.. Most dramatically, Trump reversed the overwhelming thrust of his campaign with respect to foreign policy, ordering an attack on Syria and welcoming Montenegro into NATO, saying that the Atlantic alliance is “no longer obsolete.”
.. Most dramatically, Trump reversed the overwhelming thrust of his campaign with respect to foreign policy, ordering an attack on Syria and welcoming Montenegro into NATO, saying that the Atlantic alliance is “no longer obsolete.”
Faced with any difficult problem, he chooses the easiest way out, which in politics will mean appeasing whoever presents the most current threat.
President Trump could actually use the legislative collapse to fix health care if he went back to basics and to his core convictions on the topic, which are surprisingly intelligent and consistent.
.. in 1963, economist Kenneth Arrow, who later won a Nobel Prize, offered an explanation as to why markets would not work well in this area. He argued that there was a huge mismatch of power and information between the buyer and the seller. If a salesman tells you to buy a particular television, you can easily choose another or just walk away. If a doctor insists that you need a medication or a procedure, you are far less likely to reject the advice. And, Arrow pointed out, people think they don’t need health care until they get sick, and then they need lots of it.
Every advanced economy in the world has implicitly acknowledged his argument

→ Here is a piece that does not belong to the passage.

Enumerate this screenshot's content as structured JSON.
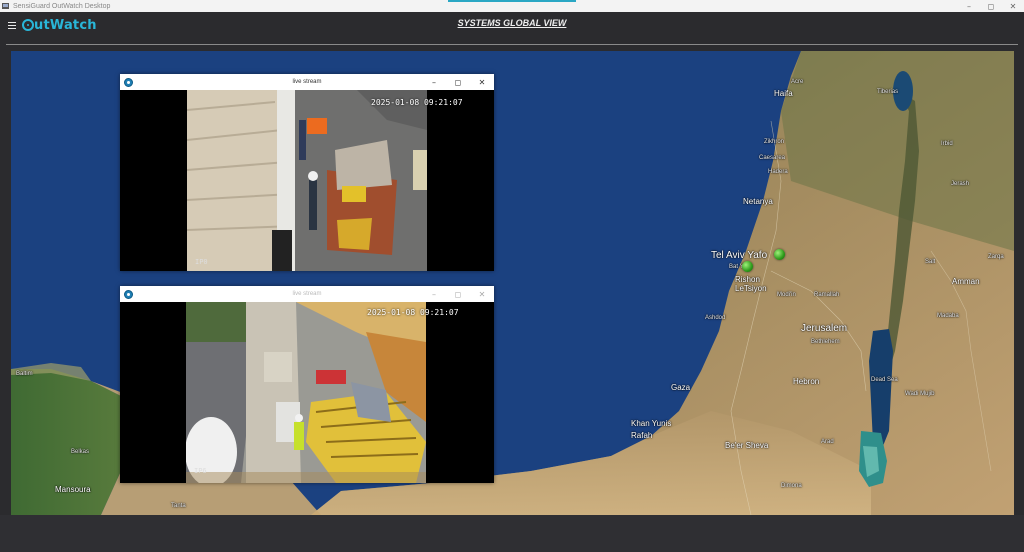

.. Consider the 16 countries that rank higher than the United States on the conservative Heritage Foundation’s Index of Economic Freedom. All except Singapore (which has a unique state-driven approach) have universal health-care systems that can be described as single-payer (Medicare for all), government-run (the British model) or Obamacare-plus (private insurance with a real mandate that everyone opt in). Hong Kong, often considered the most unregulated market in the world, has a British-style government-run system. Switzerland, one of the most business-friendly countries, had a private insurance system just like the United States’ but found that, to make it work, it had to introduce a mandate.